Sunday, October 2, 2011

Pork Roast with Bootlegger Apple BBQ Sauce

Brrr!  This weekends early cold front was a slap in the face to summer.  When life gives you last night we loaded up the fire pit and enjoyed its radiant glow.

Crappy phone picture....

The cool beautiful weather yesterday had me craving pork and apples so I decided to make a version of Grilled Pork Loin with Apple Bourbon BBQ Sauce from Chris Lilly's book, Big Bob Gibson's Barbecue Book.  

I went to the stupidmarket to buy a roast but just couldn't do it.  I couldn't pay $3.99 a pound for a roast when I knew I could by a whole boneless pork loin for $1.99 a pound at Sam's Wholesale Club.  Even if you have absolutely no butcher experience, this is the easiest subprimal cut to break down.

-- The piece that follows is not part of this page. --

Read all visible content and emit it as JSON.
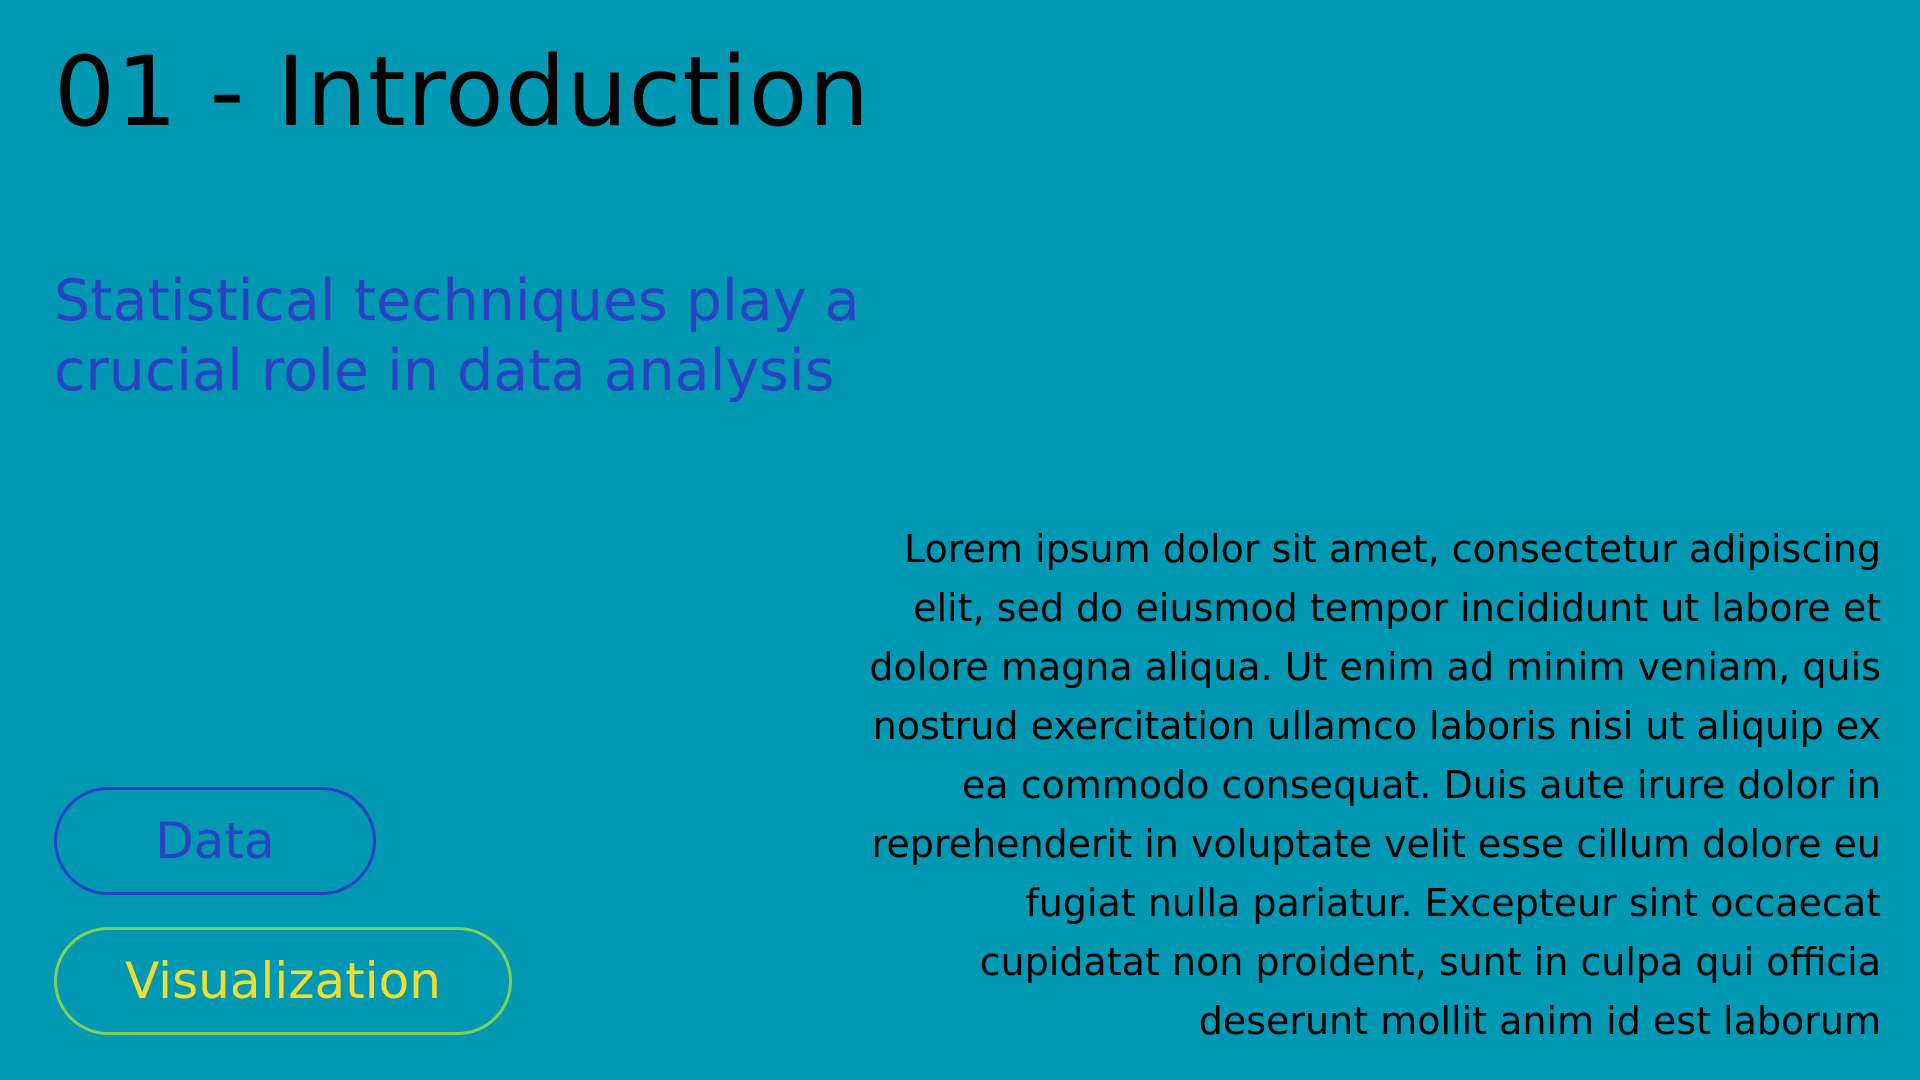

You just cut straight across it at whatever size cuts you want.  I cut mine into two 3 lb roasts and 6 1" thick pork chops.  Alexis sealed and froze the chops and one roast.

I score the fat cap before tying the roasts.

The "rib end" will have more marbling and actually be two different shades of color.  I save that end for roasts and if I am slicing pork chops, I start from the other end. There's nothing wrong with it, it would just give you chops that look odd.

The rib end - notice the line of fat cutting across the middle.

I won't divulge the bbq sauce recipe* but I'll show you what was in it. 

I substituted Dr. Pepper for the cola and Apple Pie Moonshine for the bourbon.  I also made my sauce thin instead of the rustic style Chris used.  Chris gave a "cheater version" of this sauce in Food and Wine that is quick and easy to make:  Apple Bourbon BBQ Sauce.

I took one of the 3lb roasts and rubbed it with
1 t turbinado sugar
1 t smoked paprika
1/2 t salt
1/2 t onion powder
3/4 t dried minced garlic
1/2 t black pepper
1/4 t chili powder
1/4 t cumin
1/4 t corriander
Tying the roast makes it cook more evenly.  Plus it looks cool.

I added a few chunks of cherry wood to the lump coal in my Big Green Egg and preheated it to 450f.  I cooked the roast with direct heat for 5 minutes per side, just long enough to get good color on in. 

Then I switched to indirect heat and lowered the temp to 400f (was trying for 350f but it's hard to cool a hot Egg down).  I wanted to finish with an internal temp of 150f after resting and wanted to apply the sauce in the last 10 minutes of cooking so my plan was to sauce it at 130f and pull it when it hit 140f. 

Something must have gone wrong because it went almost exactly as planned :)

Cooking temp
Internal Temp



Removed from grill




I posted the data because it shows how really important the rest period is.  After I sliced the roast, I poured the juices from the resting plate and served it with extra Bootlegger Apple BBQ Sauce on the side.

The hole in the roast is from the temperature probe.

You could probably replicate this in the oven by starting with a high temp like 450f-500f for the first 10 minutes (just to start the malliard reaction to get color) and then drop to a roast temp of around 375f. 

The roast was perfectly done and the BBQ sauce was exceptionally good, a taste of fall.  The apple flavor was subtle.  I'm glad I went with a smooth texture although I'm sure the chunky style is just as good.  It's a good thing the whole family liked the sauce so much because I have 3 cups of it left! 

Technical Aspects of The Stall (for BBQ freaks only)
Amazing Ribs is a leading authoritative BBQ website and Meathead has done it again.  If you are a BBQ techno geek like me, you will enjoy his latest article.  He works with Dr. Blonder to explain the technical aspects of the stall.  If you think you already know the reasons behind it, think again.  CLICK TO READ

*c'mon, just go buy the book!  Chris Lilly has graciously given me permission to reprint several of his recipes and I have sworn by this book for two years now.